If appropriate, worker’s wages should be reduced to 80% of their salary within your payroll before they are paid. This adjustment will not be made by HMRC.
Minimum furlough periods
Any employees you place on furlough must be furloughed for a minimum period of 3 consecutive weeks. When they return to work, they must be taken off furlough. Employees can be furloughed multiple times, but each separate instance must be for a minimum period of 3 consecutive weeks.
After you’ve claimed
HMRC will check your claim, and if you’re eligible, pay it to you by BACS to a UK bank account.
You must pay the employee all the grant you receive for their gross pay, no fees can be charged from the money that is granted.
When the government ends the scheme
When the government ends the scheme, you must make a decision, depending on your circumstances, as to whether employees can return to their duties. If not, it may be necessary to consider termination of employment (redundancy). HMRC will process all claims made before the scheme ends. When your employees are on furlough
You cannot ask your employee to do any work that:
· makes money for your organisation
· provides services for your organisation
They can take part in volunteer work or training.
Your employees will still pay the taxes they normally pay out of their wages.
This includes pension contributions (both employer contributions and automatic contributions from the employee), unless the employee has opted out or stopped saving into their pension.
Employees still have the same rights at work, including:
· Statutory Sick Pay
· maternity and other parental rights
· rights against unfair dismissal
· redundancy payments
Grants cannot be used to substitute redundancy payments. HMRC will continue to monitor businesses after the scheme has closed.
Working for a different employer
If contractually allowed, your employees are permitted to work for another employer whilst you have placed them on furlough.
For any employer that takes on a new employee, the new employer should ensure they complete the starter checklist form correctly. If the employee is furloughed from another employment, they should complete Statement C.
Tax Treatment of the Coronavirus Job Retention Grant
Payments received by a business under the scheme are made to offset these deductible revenue costs. They must therefore be included as income in the business’s calculation of its taxable profits for Income Tax and Corporation Tax purposes, in accordance with normal principles.

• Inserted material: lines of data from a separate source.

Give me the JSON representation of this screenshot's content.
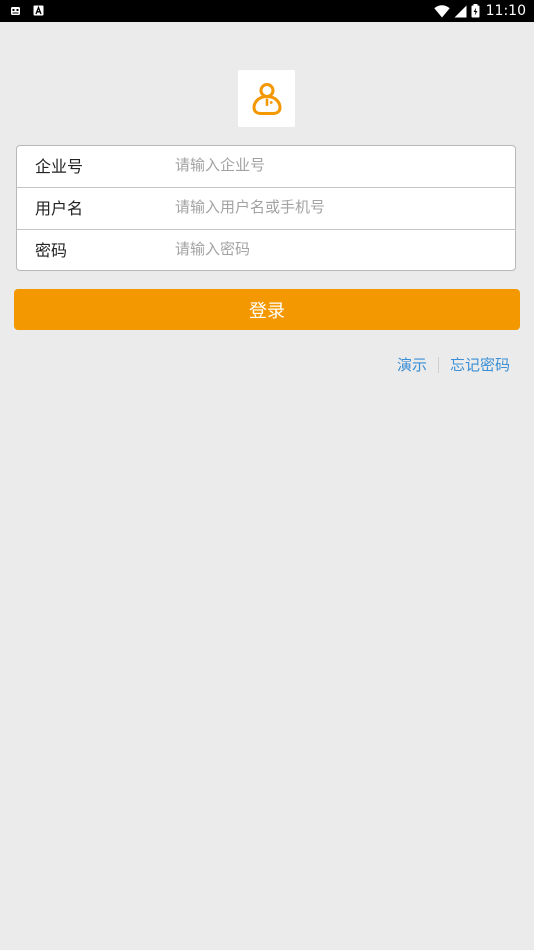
{
  "status_bar": {
    "time": "11:10",
    "left_icons": [
      "android-debug-icon",
      "notification-a-icon"
    ],
    "right_icons": [
      "wifi-icon",
      "cellular-signal-icon",
      "battery-icon"
    ]
  },
  "logo": {
    "icon": "user-profile-icon",
    "color": "#f39800"
  },
  "form": {
    "fields": [
      {
        "label": "企业号",
        "placeholder": "请输入企业号",
        "value": ""
      },
      {
        "label": "用户名",
        "placeholder": "请输入用户名或手机号",
        "value": ""
      },
      {
        "label": "密码",
        "placeholder": "请输入密码",
        "value": ""
      }
    ]
  },
  "login": {
    "label": "登录",
    "color": "#f39800"
  },
  "links": {
    "demo": "演示",
    "forgot_password": "忘记密码",
    "color": "#3a8fd6"
  }
}
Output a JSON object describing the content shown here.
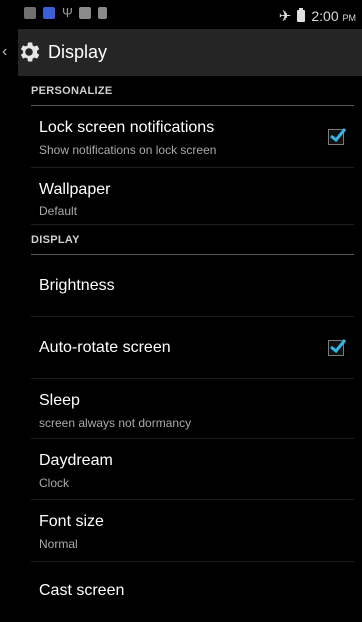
{
  "statusbar": {
    "time": "2:00",
    "ampm": "PM",
    "icons": [
      "notification-icon",
      "sim-icon",
      "usb-icon",
      "gallery-icon",
      "gallery-icon",
      "airplane-icon",
      "battery-icon"
    ]
  },
  "actionbar": {
    "title": "Display"
  },
  "accent": "#33b5e5",
  "sections": {
    "personalize": "PERSONALIZE",
    "display": "DISPLAY"
  },
  "prefs": {
    "lock_screen": {
      "title": "Lock screen notifications",
      "summary": "Show notifications on lock screen",
      "checked": true
    },
    "wallpaper": {
      "title": "Wallpaper",
      "summary": "Default"
    },
    "brightness": {
      "title": "Brightness"
    },
    "auto_rotate": {
      "title": "Auto-rotate screen",
      "checked": true
    },
    "sleep": {
      "title": "Sleep",
      "summary": "screen always not dormancy"
    },
    "daydream": {
      "title": "Daydream",
      "summary": "Clock"
    },
    "font_size": {
      "title": "Font size",
      "summary": "Normal"
    },
    "cast": {
      "title": "Cast screen"
    }
  }
}
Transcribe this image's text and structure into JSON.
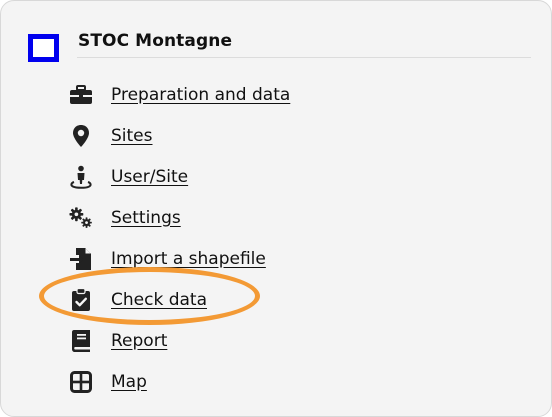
{
  "panel": {
    "logo_icon": "blue-square-icon",
    "title": "STOC Montagne"
  },
  "menu": {
    "items": [
      {
        "label": "Preparation and data",
        "icon": "toolbox-icon"
      },
      {
        "label": "Sites",
        "icon": "map-pin-icon"
      },
      {
        "label": "User/Site",
        "icon": "person-location-icon"
      },
      {
        "label": "Settings",
        "icon": "gears-icon"
      },
      {
        "label": "Import a shapefile",
        "icon": "file-import-icon"
      },
      {
        "label": "Check data",
        "icon": "clipboard-check-icon"
      },
      {
        "label": "Report",
        "icon": "book-icon"
      },
      {
        "label": "Map",
        "icon": "grid-icon"
      }
    ]
  },
  "colors": {
    "logo_border": "#0000ee",
    "highlight": "#f39a35",
    "panel_bg": "#f4f4f4",
    "icon": "#222222"
  }
}
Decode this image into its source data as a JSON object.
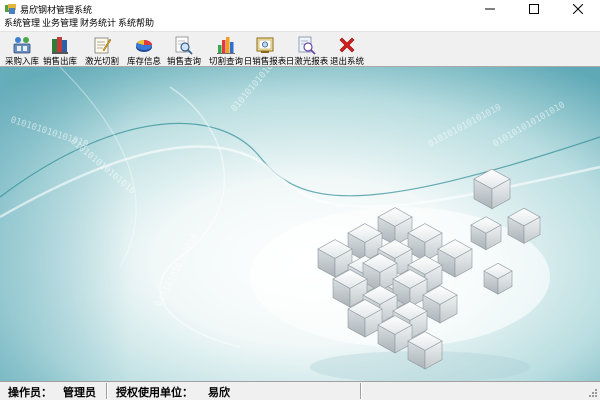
{
  "window": {
    "title": "易欣钢材管理系统"
  },
  "menu": {
    "items": [
      {
        "label": "系统管理"
      },
      {
        "label": "业务管理"
      },
      {
        "label": "财务统计"
      },
      {
        "label": "系统帮助"
      }
    ]
  },
  "toolbar": {
    "buttons": [
      {
        "label": "采购入库",
        "icon": "purchase-icon"
      },
      {
        "label": "销售出库",
        "icon": "books-icon"
      },
      {
        "label": "激光切割",
        "icon": "document-edit-icon"
      },
      {
        "label": "库存信息",
        "icon": "pie-chart-icon"
      },
      {
        "label": "销售查询",
        "icon": "magnifier-document-icon"
      },
      {
        "label": "切割查询",
        "icon": "bar-chart-icon"
      },
      {
        "label": "日销售报表",
        "icon": "report-frame-icon"
      },
      {
        "label": "日激光报表",
        "icon": "magnifier-report-icon"
      },
      {
        "label": "退出系统",
        "icon": "red-x-icon"
      }
    ]
  },
  "background": {
    "binary_text": "010101010101010"
  },
  "status": {
    "operator_label": "操作员：",
    "operator_value": "管理员",
    "unit_label": "授权使用单位：",
    "unit_value": "易欣"
  },
  "colors": {
    "toolbar_bg": "#f0f0f0",
    "accent_teal": "#3f9aa8",
    "exit_red": "#d81e1e"
  }
}
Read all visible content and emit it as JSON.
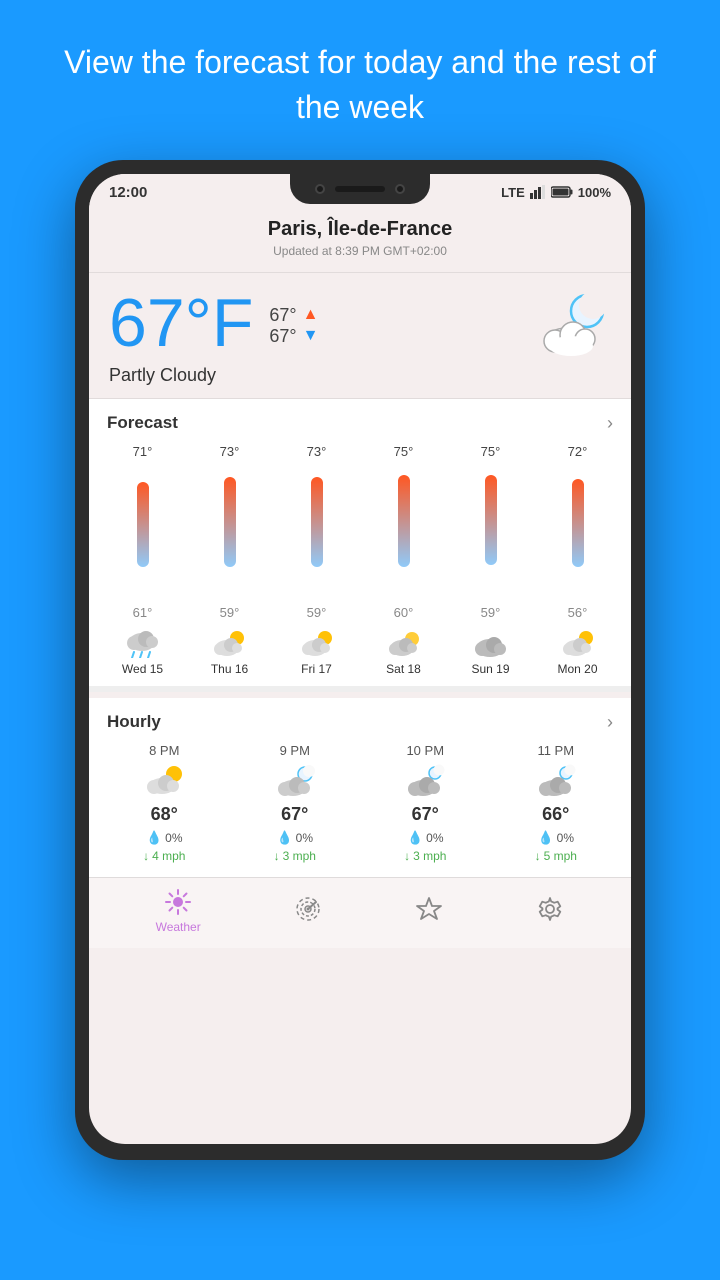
{
  "hero": {
    "headline": "View the forecast for today and the rest of the week"
  },
  "statusBar": {
    "time": "12:00",
    "network": "LTE",
    "battery": "100%"
  },
  "location": {
    "name": "Paris, Île-de-France",
    "updated": "Updated at 8:39 PM GMT+02:00"
  },
  "currentWeather": {
    "temperature": "67°F",
    "high": "67°",
    "low": "67°",
    "condition": "Partly Cloudy"
  },
  "forecast": {
    "title": "Forecast",
    "days": [
      {
        "label": "Wed 15",
        "high": "71°",
        "low": "61°",
        "icon": "rainy-cloudy",
        "barTop": 80,
        "barBottom": 50
      },
      {
        "label": "Thu 16",
        "high": "73°",
        "low": "59°",
        "icon": "partly-sunny",
        "barTop": 70,
        "barBottom": 60
      },
      {
        "label": "Fri 17",
        "high": "73°",
        "low": "59°",
        "icon": "partly-cloudy",
        "barTop": 70,
        "barBottom": 60
      },
      {
        "label": "Sat 18",
        "high": "75°",
        "low": "60°",
        "icon": "partly-cloudy",
        "barTop": 65,
        "barBottom": 62
      },
      {
        "label": "Sun 19",
        "high": "75°",
        "low": "59°",
        "icon": "cloudy",
        "barTop": 65,
        "barBottom": 60
      },
      {
        "label": "Mon 20",
        "high": "72°",
        "low": "56°",
        "icon": "partly-sunny",
        "barTop": 72,
        "barBottom": 52
      }
    ]
  },
  "hourly": {
    "title": "Hourly",
    "hours": [
      {
        "time": "8 PM",
        "icon": "partly-sunny",
        "temp": "68°",
        "precip": "0%",
        "wind": "4 mph"
      },
      {
        "time": "9 PM",
        "icon": "partly-cloudy-night",
        "temp": "67°",
        "precip": "0%",
        "wind": "3 mph"
      },
      {
        "time": "10 PM",
        "icon": "cloudy-night",
        "temp": "67°",
        "precip": "0%",
        "wind": "3 mph"
      },
      {
        "time": "11 PM",
        "icon": "cloudy-night",
        "temp": "66°",
        "precip": "0%",
        "wind": "5 mph"
      }
    ]
  },
  "nav": {
    "items": [
      {
        "id": "weather",
        "label": "Weather",
        "active": true
      },
      {
        "id": "radar",
        "label": "Radar",
        "active": false
      },
      {
        "id": "favorites",
        "label": "Favorites",
        "active": false
      },
      {
        "id": "settings",
        "label": "Settings",
        "active": false
      }
    ]
  }
}
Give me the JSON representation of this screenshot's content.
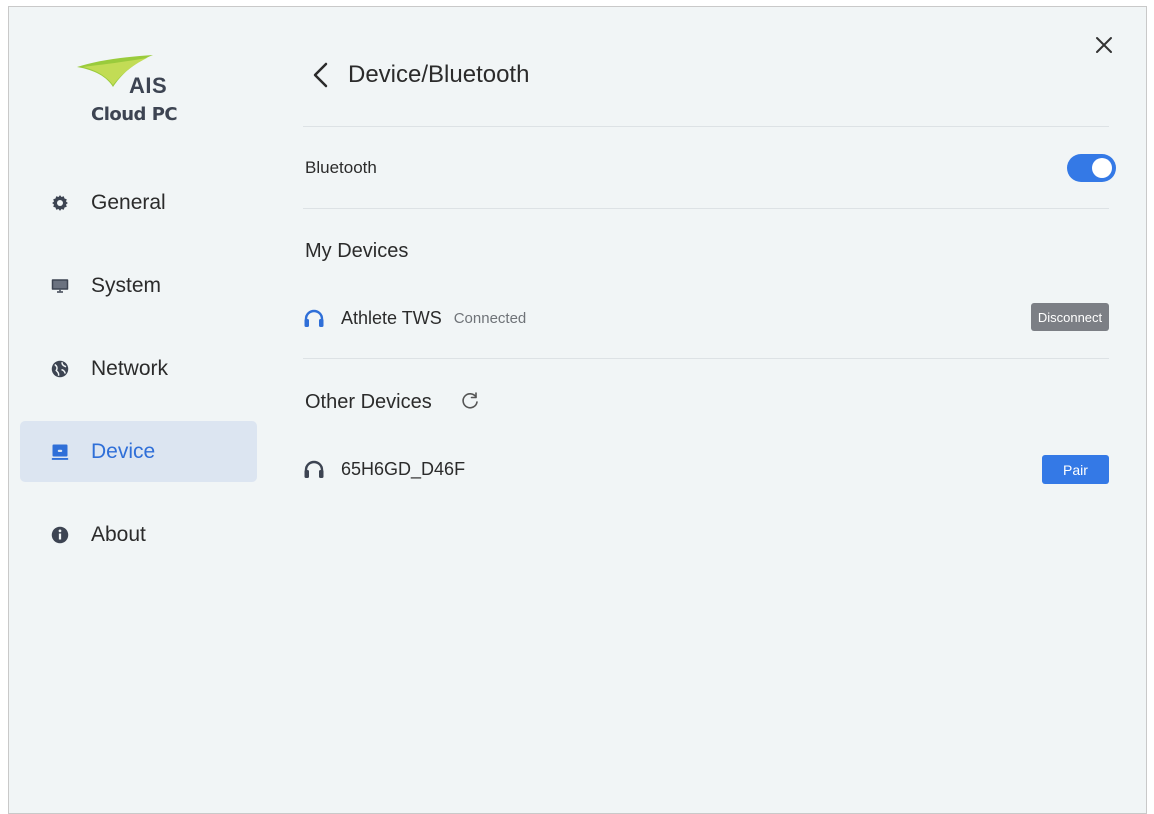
{
  "app": {
    "logo_brand": "AIS",
    "logo_product": "Cloud PC"
  },
  "sidebar": {
    "items": [
      {
        "label": "General",
        "icon": "gear-icon"
      },
      {
        "label": "System",
        "icon": "monitor-icon"
      },
      {
        "label": "Network",
        "icon": "globe-icon"
      },
      {
        "label": "Device",
        "icon": "device-icon",
        "active": true
      },
      {
        "label": "About",
        "icon": "info-icon"
      }
    ]
  },
  "header": {
    "title": "Device/Bluetooth"
  },
  "bluetooth": {
    "label": "Bluetooth",
    "enabled": true
  },
  "my_devices": {
    "title": "My Devices",
    "devices": [
      {
        "name": "Athlete TWS",
        "status": "Connected",
        "action": "Disconnect"
      }
    ]
  },
  "other_devices": {
    "title": "Other Devices",
    "devices": [
      {
        "name": "65H6GD_D46F",
        "action": "Pair"
      }
    ]
  },
  "colors": {
    "accent": "#3479e6",
    "active_nav_bg": "#dce5f1",
    "background": "#f1f5f6",
    "disconnect_button": "#7c7f85"
  }
}
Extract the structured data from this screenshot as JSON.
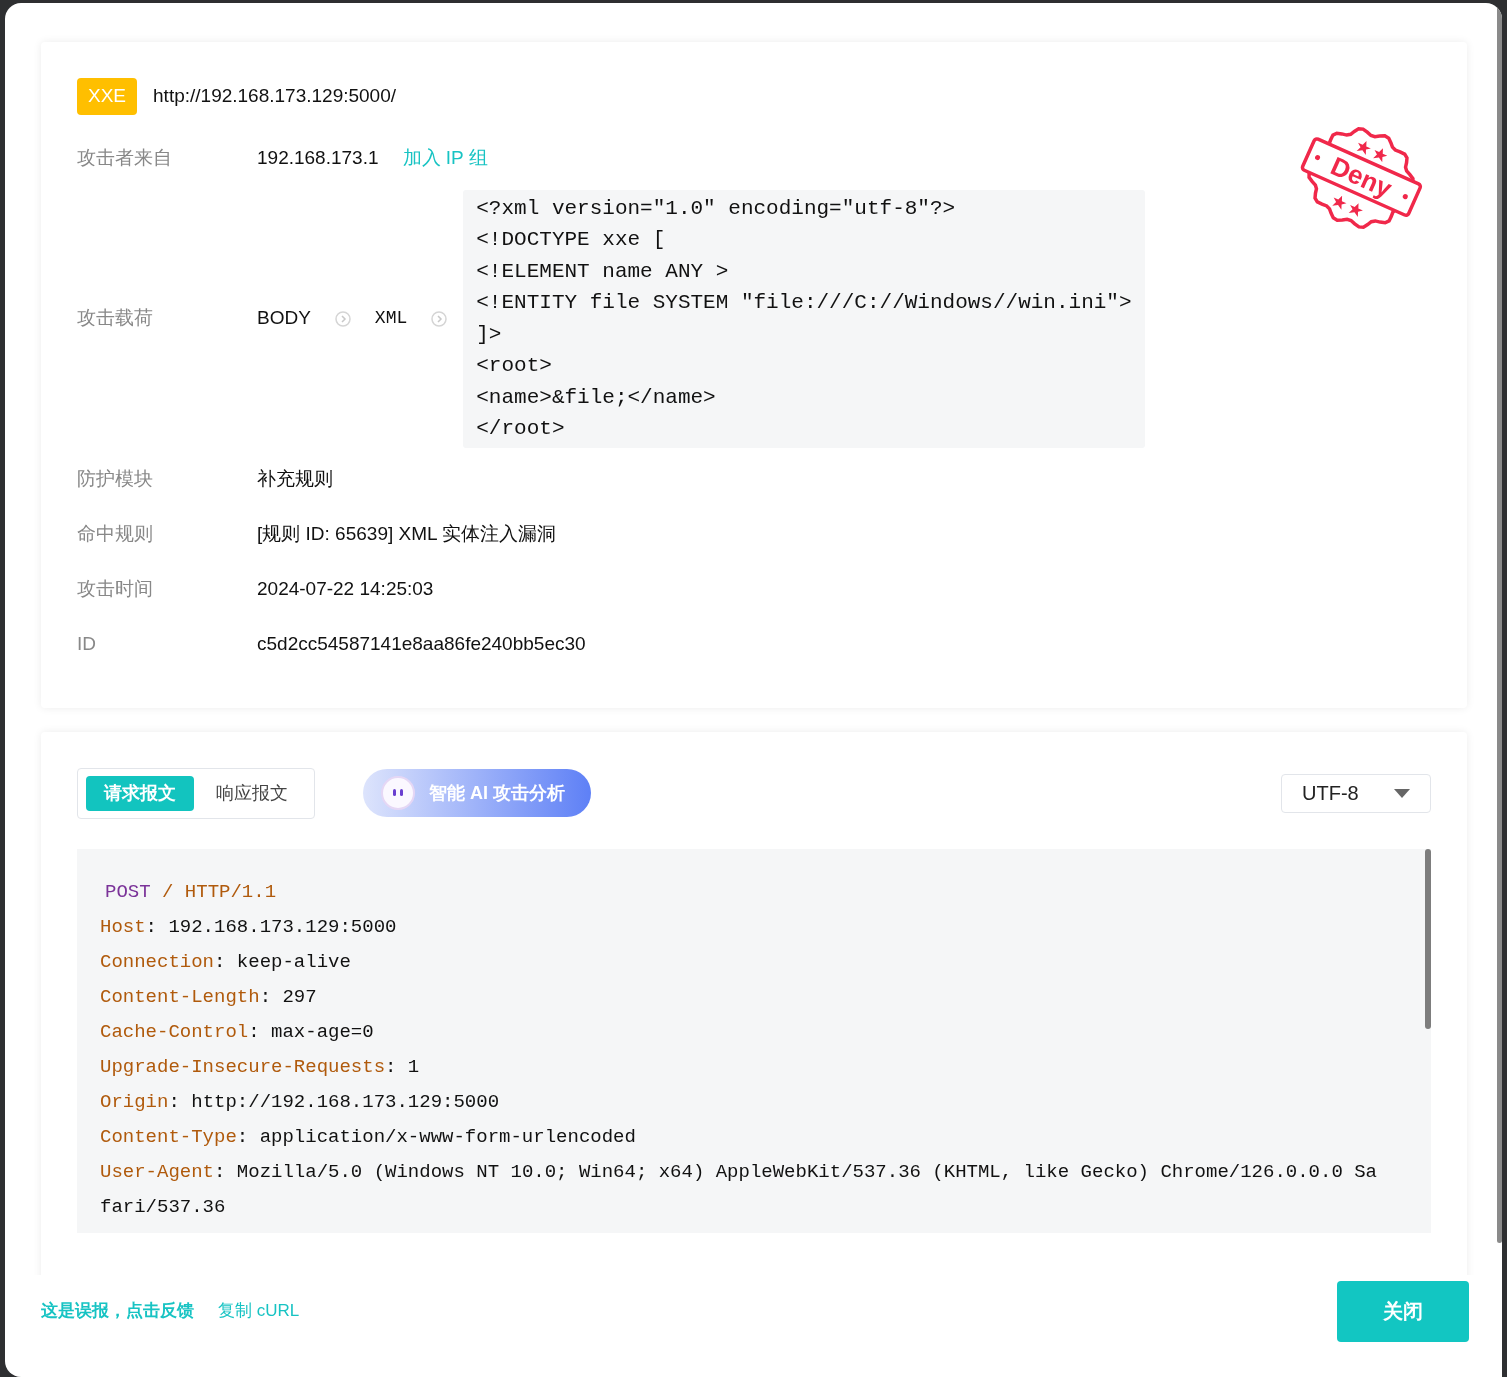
{
  "attack": {
    "type_badge": "XXE",
    "url": "http://192.168.173.129:5000/"
  },
  "stamp": {
    "kind": "deny",
    "text": "Deny"
  },
  "fields": [
    {
      "kind": "ip",
      "label": "攻击者来自",
      "value": "192.168.173.1",
      "link": "加入 IP 组"
    },
    {
      "kind": "payload",
      "label": "攻击载荷",
      "location": "BODY",
      "format": "XML",
      "code": [
        "<?xml version=\"1.0\" encoding=\"utf-8\"?>",
        "<!DOCTYPE xxe [",
        "<!ELEMENT name ANY >",
        "<!ENTITY file SYSTEM \"file:///C://Windows//win.ini\">",
        "]>",
        "<root>",
        "<name>&file;</name>",
        "</root>"
      ]
    },
    {
      "kind": "text",
      "label": "防护模块",
      "value": "补充规则"
    },
    {
      "kind": "text",
      "label": "命中规则",
      "value": "[规则 ID: 65639] XML 实体注入漏洞"
    },
    {
      "kind": "text",
      "label": "攻击时间",
      "value": "2024-07-22 14:25:03"
    },
    {
      "kind": "text",
      "label": "ID",
      "value": "c5d2cc54587141e8aa86fe240bb5ec30"
    }
  ],
  "message_tabs": [
    {
      "label": "请求报文",
      "selected": true
    },
    {
      "label": "响应报文",
      "selected": false
    }
  ],
  "ai_button": "智能 AI 攻击分析",
  "encoding": "UTF-8",
  "request": {
    "method": "POST",
    "path": "/",
    "version": "HTTP/1.1",
    "headers": [
      {
        "name": "Host",
        "separator": ":",
        "value": "192.168.173.129:5000"
      },
      {
        "name": "Connection",
        "separator": ":",
        "value": "keep-alive"
      },
      {
        "name": "Content-Length",
        "separator": ":",
        "value": "297"
      },
      {
        "name": "Cache-Control",
        "separator": ":",
        "value": "max-age=0"
      },
      {
        "name": "Upgrade-Insecure-Requests",
        "separator": ":",
        "value": "1"
      },
      {
        "name": "Origin",
        "separator": ":",
        "value": "http://192.168.173.129:5000"
      },
      {
        "name": "Content-Type",
        "separator": ":",
        "value": "application/x-www-form-urlencoded"
      },
      {
        "name": "User-Agent",
        "separator": ":",
        "value": "Mozilla/5.0 (Windows NT 10.0; Win64; x64) AppleWebKit/537.36 (KHTML, like Gecko) Chrome/126.0.0.0 Safari/537.36"
      }
    ]
  },
  "footer": {
    "links": [
      "这是误报，点击反馈",
      "复制 cURL"
    ],
    "close_button": "关闭"
  }
}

Businesses can deduct employment costs as normal when calculating taxable profits for Income Tax and Corporation Tax purposes.